I hope these filmmakers try for something beyond style with this next one.

July 15, 2008

An Excerpt...

Been working on a novel and finding it excruciating at times. Thought I'd post a benign enough excerpt for the two or three of you that actually come by and read this blog every once in awhile.

Spartan leans against the American border like an unwanted immigrant. Two crossings on either side of town, two rivers that swell into each other and glide south. All things migrate. The largest mountain in the valley, Galena, a pock-faced chunk of rock rising a mile into the sky, is more American than Canadian. Locals cross into the States for shopping, gas, excursions to commit less-honorable deeds at Indian Reservations. The local pulp-mill trucks raw lumber across daily, stacked on the backs of groaning, dusty machines.

When the dry scrub under pine trees combusts from Summer's heat, both sides of the border eye their lines warily, waiting for the flames to find their way across the forty-ninth parallel, change ownership.

Spartan is disconnected from the big cities. It bleeds into America with its rivers. Draft-dodgers from the Vietnam War catch the evening breezes funneling up from a home country no longer their own, sitting at the windows of homes built on the easy slopes of Fife. Hunters and farmers come down from the mountains and drink at pubs with names like Longhorn or Prospector. Fights are brief, vicious. A mouth fish-hooked, an eye-socket caved in, the collision of knuckle on teeth.

Churches are full on Sunday mornings, transgressions suppressed behind neckties, confined under dresses. Words spread. Heads turn. A person avoids a certain grocery store for awhile, buys their prescriptions at an alternate pharmacy.

Old Doukhobors drink coffee at a local bistro, growl about sky-rocketing prices, the way nothing is ever as good as the day before. Kids ride bikes, shoot at small animals with pellet guns, collect bottles to exchange for Bazooka Joe gum and Willy Wonka's Wax Lips. The world is small, yet absurdly macroscopic. A landscape of tension felt by young and old alike but never articulated. Lovers hold hand as they walk to the tree-lined banks of the river in City Park. There, hands move to more intimate places, a girl cries out in pleasure and loss. Pleasure and loss and a lack. Spartan.

July 1, 2008

BC Carbon Tax

And so it begins. Our Provincial Carbon Tax precedes a Federal Carbon Tax (a mimicry of the BC idea) which may or may not come into existence. The difference? From what I can tell, the BC government seems to be making an effort to be transparent about where the money goes. They've passed legislation as insurance. Will money actual come back to the taxpayer? Is the tax really "revenue neutral"? Such assurances can only be discerned over time.

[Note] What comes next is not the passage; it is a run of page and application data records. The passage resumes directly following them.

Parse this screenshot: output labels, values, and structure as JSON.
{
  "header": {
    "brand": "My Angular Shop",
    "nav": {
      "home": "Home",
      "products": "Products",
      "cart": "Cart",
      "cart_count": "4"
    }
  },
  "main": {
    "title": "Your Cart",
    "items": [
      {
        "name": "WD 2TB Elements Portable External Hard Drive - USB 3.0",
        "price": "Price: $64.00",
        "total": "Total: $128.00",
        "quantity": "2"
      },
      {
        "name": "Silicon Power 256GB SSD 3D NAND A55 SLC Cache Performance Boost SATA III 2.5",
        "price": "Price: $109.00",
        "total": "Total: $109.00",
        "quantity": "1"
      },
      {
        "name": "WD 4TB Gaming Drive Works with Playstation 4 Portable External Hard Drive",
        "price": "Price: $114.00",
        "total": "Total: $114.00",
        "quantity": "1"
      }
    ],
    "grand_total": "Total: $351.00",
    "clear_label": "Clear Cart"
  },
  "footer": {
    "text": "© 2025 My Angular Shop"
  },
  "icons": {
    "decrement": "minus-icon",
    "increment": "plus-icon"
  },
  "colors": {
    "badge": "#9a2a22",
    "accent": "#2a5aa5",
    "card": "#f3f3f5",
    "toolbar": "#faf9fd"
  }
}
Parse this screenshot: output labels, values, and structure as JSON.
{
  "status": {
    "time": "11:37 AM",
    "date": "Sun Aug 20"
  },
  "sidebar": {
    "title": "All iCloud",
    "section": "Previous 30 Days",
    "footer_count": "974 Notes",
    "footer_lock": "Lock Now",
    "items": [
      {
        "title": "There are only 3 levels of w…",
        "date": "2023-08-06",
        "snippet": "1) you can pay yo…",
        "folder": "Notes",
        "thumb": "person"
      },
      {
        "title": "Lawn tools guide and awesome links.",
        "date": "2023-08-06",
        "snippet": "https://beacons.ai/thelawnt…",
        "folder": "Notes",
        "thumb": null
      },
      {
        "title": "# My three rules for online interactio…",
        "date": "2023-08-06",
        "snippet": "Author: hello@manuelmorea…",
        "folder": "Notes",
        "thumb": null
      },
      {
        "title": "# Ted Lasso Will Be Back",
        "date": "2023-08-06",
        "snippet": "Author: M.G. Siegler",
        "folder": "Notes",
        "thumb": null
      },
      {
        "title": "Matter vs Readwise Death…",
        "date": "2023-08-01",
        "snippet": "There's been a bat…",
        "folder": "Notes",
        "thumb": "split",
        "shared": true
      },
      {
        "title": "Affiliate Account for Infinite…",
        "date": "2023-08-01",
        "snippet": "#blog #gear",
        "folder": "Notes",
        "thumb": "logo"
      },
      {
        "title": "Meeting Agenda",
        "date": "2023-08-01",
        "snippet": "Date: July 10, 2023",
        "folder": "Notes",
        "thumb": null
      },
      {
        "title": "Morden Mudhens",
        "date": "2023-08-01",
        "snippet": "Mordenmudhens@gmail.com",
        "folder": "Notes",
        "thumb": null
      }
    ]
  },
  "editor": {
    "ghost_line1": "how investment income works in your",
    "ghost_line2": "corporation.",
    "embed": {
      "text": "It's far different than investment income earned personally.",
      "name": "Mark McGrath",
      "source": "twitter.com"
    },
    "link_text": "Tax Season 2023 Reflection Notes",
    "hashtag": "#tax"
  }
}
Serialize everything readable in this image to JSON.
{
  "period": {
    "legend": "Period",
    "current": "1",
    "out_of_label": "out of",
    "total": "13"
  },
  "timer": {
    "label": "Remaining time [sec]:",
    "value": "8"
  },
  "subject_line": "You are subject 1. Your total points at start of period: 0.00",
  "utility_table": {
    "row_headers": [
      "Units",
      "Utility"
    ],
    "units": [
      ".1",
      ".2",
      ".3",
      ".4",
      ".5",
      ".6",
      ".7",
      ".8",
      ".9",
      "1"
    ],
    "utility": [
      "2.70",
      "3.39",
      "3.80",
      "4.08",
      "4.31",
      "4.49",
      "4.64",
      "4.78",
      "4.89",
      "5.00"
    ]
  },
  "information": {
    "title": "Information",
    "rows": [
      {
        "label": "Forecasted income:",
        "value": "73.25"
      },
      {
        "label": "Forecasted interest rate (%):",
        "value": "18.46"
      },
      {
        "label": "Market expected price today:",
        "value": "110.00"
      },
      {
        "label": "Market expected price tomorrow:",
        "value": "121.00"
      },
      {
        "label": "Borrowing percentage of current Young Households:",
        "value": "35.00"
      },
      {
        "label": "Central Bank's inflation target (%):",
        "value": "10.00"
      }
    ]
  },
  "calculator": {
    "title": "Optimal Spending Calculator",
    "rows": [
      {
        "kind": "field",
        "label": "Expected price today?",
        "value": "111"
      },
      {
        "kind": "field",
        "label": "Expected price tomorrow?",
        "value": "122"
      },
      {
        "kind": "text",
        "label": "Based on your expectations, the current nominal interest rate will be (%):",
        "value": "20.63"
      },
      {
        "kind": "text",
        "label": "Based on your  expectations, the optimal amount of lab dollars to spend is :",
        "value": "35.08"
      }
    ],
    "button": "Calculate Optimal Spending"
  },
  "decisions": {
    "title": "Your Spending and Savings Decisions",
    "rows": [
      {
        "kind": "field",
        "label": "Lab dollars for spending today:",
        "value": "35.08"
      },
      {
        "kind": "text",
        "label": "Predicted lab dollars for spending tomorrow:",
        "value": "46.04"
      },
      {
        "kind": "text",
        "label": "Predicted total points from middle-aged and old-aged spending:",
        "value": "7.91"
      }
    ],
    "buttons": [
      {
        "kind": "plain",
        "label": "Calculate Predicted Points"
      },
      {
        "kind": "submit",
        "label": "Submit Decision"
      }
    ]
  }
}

The idea of taxing fossil fuels, painful as it initially sounds, carries more positives than negatives. People love to talk about making changes to help the environment, but we're a lazy culture (myself included) and the movement to actually implement changes is slow. On a federal level, the commentary I've heard from our current government about environmental change has been flippant, barely an acknowledgment. They're more concerned with preservation of office than actually doing something worthwhile. So, to see the BC government move forward with policy that enforces change strikes me as bold, risky. When they first suggested the idea of such a tax, no one could have expected the immense increase in oil costs. So the risk with this move carries even more gravity than before. I like the sentiment of such a move.

What does this have to do about writing and the arts? Nothing. Sue me.

Save This Page